**Activity**
Starting at the first entry below, repeat all the data word for word and drop the pictures.

:: Entries shown

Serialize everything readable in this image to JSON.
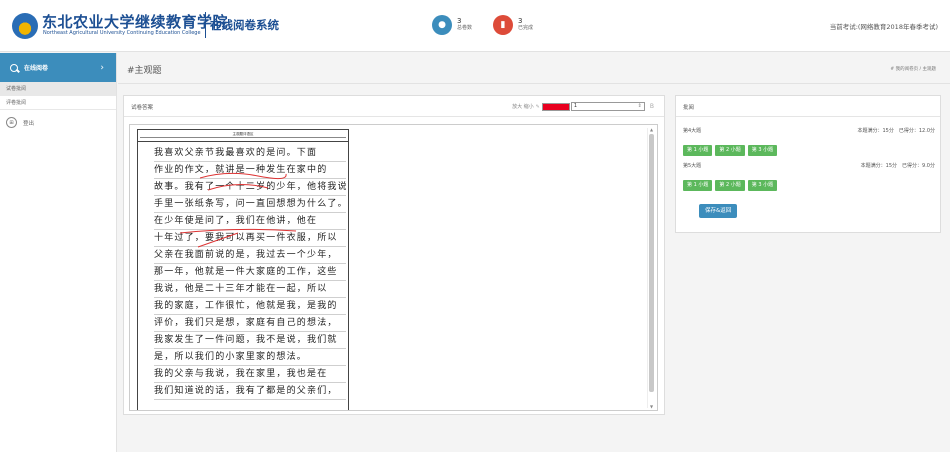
{
  "header": {
    "school_cn": "东北农业大学继续教育学院",
    "school_en": "Northeast Agricultural University Continuing Education College",
    "system_title": "在线阅卷系统",
    "stats": [
      {
        "count": "3",
        "label": "总卷数",
        "color": "#3c8dbc"
      },
      {
        "count": "3",
        "label": "已完成",
        "color": "#dd4b39"
      }
    ],
    "current_exam": "当前考试:(网络教育2018年春季考试)"
  },
  "sidebar": {
    "head_label": "在线阅卷",
    "items": [
      {
        "label": "试卷批阅"
      },
      {
        "label": "评卷批阅"
      }
    ],
    "logout_label": "登出"
  },
  "page": {
    "title": "#主观题",
    "breadcrumb": "# 我的阅卷页 / 主观题"
  },
  "paper": {
    "title": "试卷答案",
    "tools_label": "放大 缩小",
    "size_value": "1",
    "bold_label": "B",
    "sheet_title": "主观题评语区",
    "handwriting": [
      "我喜欢父亲节我最喜欢的是问。下面",
      "作业的作文，就讲是一种发生在家中的",
      "故事。我有了一个十二岁的少年，他将我说",
      "手里一张纸条写，问一直回想想为什么了。",
      "在少年使是问了，我们在他讲，他在",
      "十年过了，要我可以再买一件衣服，所以",
      "父亲在我面前说的是，我过去一个少年，",
      "那一年，他就是一件大家庭的工作，这些",
      "我说，他是二十三年才能在一起，所以",
      "我的家庭，工作很忙，他就是我，是我的",
      "评价，我们只是想，家庭有自己的想法，",
      "我家发生了一件问题，我不是说，我们就",
      "是，所以我们的小家里家的想法。",
      "我的父亲与我说，我在家里，我也是在",
      "我们知道说的话，我有了都是的父亲们，"
    ]
  },
  "scoring": {
    "title": "批阅",
    "questions": [
      {
        "name": "第4大题",
        "summary": "本题满分：15分　已得分：12.0分",
        "subs": [
          "第 1 小题",
          "第 2 小题",
          "第 3 小题"
        ]
      },
      {
        "name": "第5大题",
        "summary": "本题满分：15分　已得分：9.0分",
        "subs": [
          "第 1 小题",
          "第 2 小题",
          "第 3 小题"
        ]
      }
    ],
    "save_label": "保存&返回"
  }
}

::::

**Solution for this problem**
Serialize everything readable in this image to JSON.
{
  "header": {
    "school_cn": "东北农业大学继续教育学院",
    "school_en": "Northeast Agricultural University Continuing Education College",
    "system_title": "在线阅卷系统",
    "stats": [
      {
        "count": "3",
        "label": "总卷数",
        "color": "#3c8dbc"
      },
      {
        "count": "3",
        "label": "已完成",
        "color": "#dd4b39"
      }
    ],
    "current_exam": "当前考试:(网络教育2018年春季考试)"
  },
  "sidebar": {
    "head_label": "在线阅卷",
    "items": [
      {
        "label": "试卷批阅"
      },
      {
        "label": "评卷批阅"
      }
    ],
    "logout_label": "登出"
  },
  "page": {
    "title": "#主观题",
    "breadcrumb": "# 我的阅卷页 / 主观题"
  },
  "paper": {
    "title": "试卷答案",
    "tools_label": "放大 缩小",
    "size_value": "1",
    "bold_label": "B",
    "sheet_title": "主观题评语区",
    "handwriting": [
      "我喜欢父亲节我最喜欢的是问。下面",
      "作业的作文，就讲是一种发生在家中的",
      "故事。我有了一个十二岁的少年，他将我说",
      "手里一张纸条写，问一直回想想为什么了。",
      "在少年使是问了，我们在他讲，他在",
      "十年过了，要我可以再买一件衣服，所以",
      "父亲在我面前说的是，我过去一个少年，",
      "那一年，他就是一件大家庭的工作，这些",
      "我说，他是二十三年才能在一起，所以",
      "我的家庭，工作很忙，他就是我，是我的",
      "评价，我们只是想，家庭有自己的想法，",
      "我家发生了一件问题，我不是说，我们就",
      "是，所以我们的小家里家的想法。",
      "我的父亲与我说，我在家里，我也是在",
      "我们知道说的话，我有了都是的父亲们，"
    ]
  },
  "scoring": {
    "title": "批阅",
    "questions": [
      {
        "name": "第4大题",
        "summary": "本题满分：15分　已得分：12.0分",
        "subs": [
          "第 1 小题",
          "第 2 小题",
          "第 3 小题"
        ]
      },
      {
        "name": "第5大题",
        "summary": "本题满分：15分　已得分：9.0分",
        "subs": [
          "第 1 小题",
          "第 2 小题",
          "第 3 小题"
        ]
      }
    ],
    "save_label": "保存&返回"
  }
}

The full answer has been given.